Entries from a dataset of interfaces
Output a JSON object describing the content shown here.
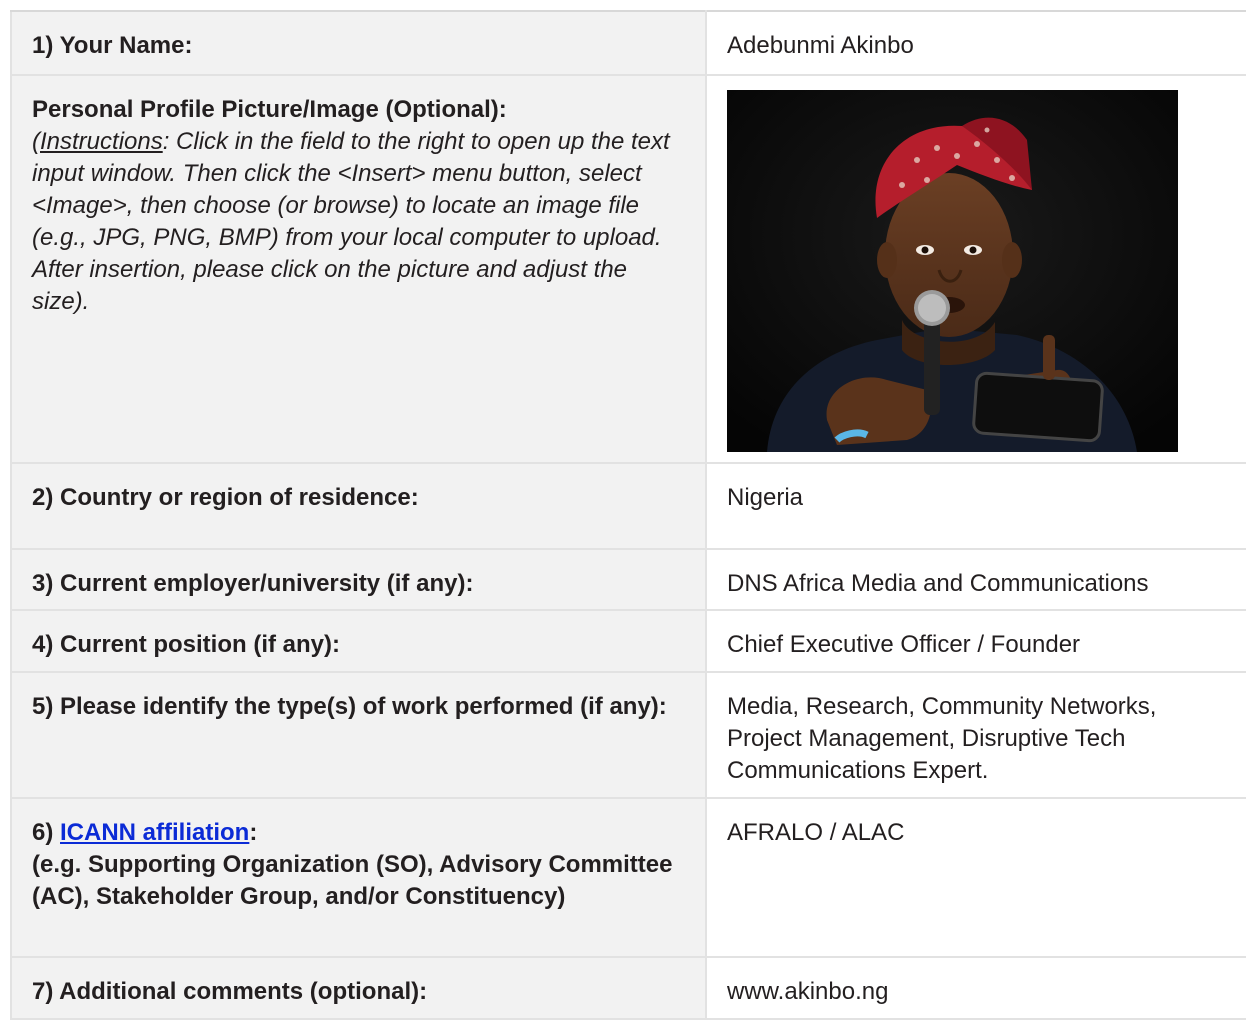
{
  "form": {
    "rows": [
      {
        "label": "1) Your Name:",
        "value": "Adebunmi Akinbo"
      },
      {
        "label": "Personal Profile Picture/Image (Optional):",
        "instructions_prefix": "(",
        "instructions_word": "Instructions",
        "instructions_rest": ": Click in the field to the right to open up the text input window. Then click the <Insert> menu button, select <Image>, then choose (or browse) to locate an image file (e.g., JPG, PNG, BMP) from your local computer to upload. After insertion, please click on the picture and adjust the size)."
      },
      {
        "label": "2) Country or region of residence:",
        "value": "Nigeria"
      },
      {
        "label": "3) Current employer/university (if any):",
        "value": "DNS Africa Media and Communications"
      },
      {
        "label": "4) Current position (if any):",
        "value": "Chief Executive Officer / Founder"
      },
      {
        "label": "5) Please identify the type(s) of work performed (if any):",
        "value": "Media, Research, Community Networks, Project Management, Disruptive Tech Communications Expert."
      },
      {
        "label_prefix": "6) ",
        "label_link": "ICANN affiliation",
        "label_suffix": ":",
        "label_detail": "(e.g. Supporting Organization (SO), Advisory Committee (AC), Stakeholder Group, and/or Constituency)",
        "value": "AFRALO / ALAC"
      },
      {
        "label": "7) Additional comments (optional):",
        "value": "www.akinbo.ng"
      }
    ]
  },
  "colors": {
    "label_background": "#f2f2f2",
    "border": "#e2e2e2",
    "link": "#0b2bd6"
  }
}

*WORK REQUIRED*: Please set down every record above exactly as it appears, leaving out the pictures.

*TASK OUTPUT*:
Output a JSON object describing the content shown here.
{
  "form": {
    "rows": [
      {
        "label": "1) Your Name:",
        "value": "Adebunmi Akinbo"
      },
      {
        "label": "Personal Profile Picture/Image (Optional):",
        "instructions_prefix": "(",
        "instructions_word": "Instructions",
        "instructions_rest": ": Click in the field to the right to open up the text input window. Then click the <Insert> menu button, select <Image>, then choose (or browse) to locate an image file (e.g., JPG, PNG, BMP) from your local computer to upload. After insertion, please click on the picture and adjust the size)."
      },
      {
        "label": "2) Country or region of residence:",
        "value": "Nigeria"
      },
      {
        "label": "3) Current employer/university (if any):",
        "value": "DNS Africa Media and Communications"
      },
      {
        "label": "4) Current position (if any):",
        "value": "Chief Executive Officer / Founder"
      },
      {
        "label": "5) Please identify the type(s) of work performed (if any):",
        "value": "Media, Research, Community Networks, Project Management, Disruptive Tech Communications Expert."
      },
      {
        "label_prefix": "6) ",
        "label_link": "ICANN affiliation",
        "label_suffix": ":",
        "label_detail": "(e.g. Supporting Organization (SO), Advisory Committee (AC), Stakeholder Group, and/or Constituency)",
        "value": "AFRALO / ALAC"
      },
      {
        "label": "7) Additional comments (optional):",
        "value": "www.akinbo.ng"
      }
    ]
  },
  "colors": {
    "label_background": "#f2f2f2",
    "border": "#e2e2e2",
    "link": "#0b2bd6"
  }
}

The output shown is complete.